▶ _EXERCISE PROMPT_: Show every line below where "this" can be found.

▶ _App and web page records_:
[Start of section]

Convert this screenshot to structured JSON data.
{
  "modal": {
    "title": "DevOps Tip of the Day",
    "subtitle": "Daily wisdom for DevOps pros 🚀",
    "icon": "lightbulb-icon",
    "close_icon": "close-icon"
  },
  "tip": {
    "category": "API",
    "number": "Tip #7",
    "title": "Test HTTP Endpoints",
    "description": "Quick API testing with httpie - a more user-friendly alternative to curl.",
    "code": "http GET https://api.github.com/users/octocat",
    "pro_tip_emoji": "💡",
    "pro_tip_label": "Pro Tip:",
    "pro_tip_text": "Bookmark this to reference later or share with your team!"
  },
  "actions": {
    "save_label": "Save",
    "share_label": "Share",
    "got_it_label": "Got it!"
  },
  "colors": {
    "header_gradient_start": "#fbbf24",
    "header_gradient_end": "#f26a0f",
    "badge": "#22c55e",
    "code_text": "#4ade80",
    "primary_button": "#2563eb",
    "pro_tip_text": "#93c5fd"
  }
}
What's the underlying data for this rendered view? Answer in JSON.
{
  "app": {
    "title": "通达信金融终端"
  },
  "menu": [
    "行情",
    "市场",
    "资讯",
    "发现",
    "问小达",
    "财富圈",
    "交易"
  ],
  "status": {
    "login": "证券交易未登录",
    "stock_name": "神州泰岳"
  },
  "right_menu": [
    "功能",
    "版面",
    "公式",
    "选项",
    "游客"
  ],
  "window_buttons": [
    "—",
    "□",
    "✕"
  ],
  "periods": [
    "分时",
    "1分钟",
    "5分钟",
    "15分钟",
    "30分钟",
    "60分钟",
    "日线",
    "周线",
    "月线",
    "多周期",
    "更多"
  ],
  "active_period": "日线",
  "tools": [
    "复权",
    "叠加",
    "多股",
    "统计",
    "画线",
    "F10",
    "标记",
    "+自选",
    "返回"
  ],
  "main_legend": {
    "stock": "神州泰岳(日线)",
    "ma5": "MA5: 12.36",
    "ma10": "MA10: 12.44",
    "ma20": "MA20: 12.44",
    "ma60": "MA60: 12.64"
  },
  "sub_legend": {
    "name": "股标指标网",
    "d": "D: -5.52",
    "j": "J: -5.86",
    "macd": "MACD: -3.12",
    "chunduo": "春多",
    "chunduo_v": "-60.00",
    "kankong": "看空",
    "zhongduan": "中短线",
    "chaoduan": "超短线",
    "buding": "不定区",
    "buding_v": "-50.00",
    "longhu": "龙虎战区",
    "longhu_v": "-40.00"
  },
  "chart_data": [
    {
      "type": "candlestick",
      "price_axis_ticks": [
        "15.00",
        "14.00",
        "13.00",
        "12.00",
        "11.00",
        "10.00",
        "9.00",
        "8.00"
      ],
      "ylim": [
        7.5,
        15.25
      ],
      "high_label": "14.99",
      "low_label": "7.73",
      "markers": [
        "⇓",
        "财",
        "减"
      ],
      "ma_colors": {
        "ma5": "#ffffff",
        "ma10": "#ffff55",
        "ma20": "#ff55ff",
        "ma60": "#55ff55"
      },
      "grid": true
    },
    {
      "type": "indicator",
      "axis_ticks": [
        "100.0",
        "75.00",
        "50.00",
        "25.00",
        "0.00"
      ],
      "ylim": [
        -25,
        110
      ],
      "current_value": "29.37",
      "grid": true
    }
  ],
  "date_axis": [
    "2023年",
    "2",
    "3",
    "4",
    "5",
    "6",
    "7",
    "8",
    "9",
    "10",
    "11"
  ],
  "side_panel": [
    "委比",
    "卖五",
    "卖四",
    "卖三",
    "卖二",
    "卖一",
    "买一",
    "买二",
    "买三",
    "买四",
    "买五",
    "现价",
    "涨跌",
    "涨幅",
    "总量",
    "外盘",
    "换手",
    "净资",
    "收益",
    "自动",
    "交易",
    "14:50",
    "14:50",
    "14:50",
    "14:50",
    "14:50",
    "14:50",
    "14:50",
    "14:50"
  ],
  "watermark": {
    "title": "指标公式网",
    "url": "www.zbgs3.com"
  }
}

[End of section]

▶ _WRITTEN SOLUTION_:
Convert this screenshot to structured JSON data.
    "pro_tip_text": "Bookmark this to reference later or share with your team!"
What's the underlying data for this rendered view? Answer in JSON.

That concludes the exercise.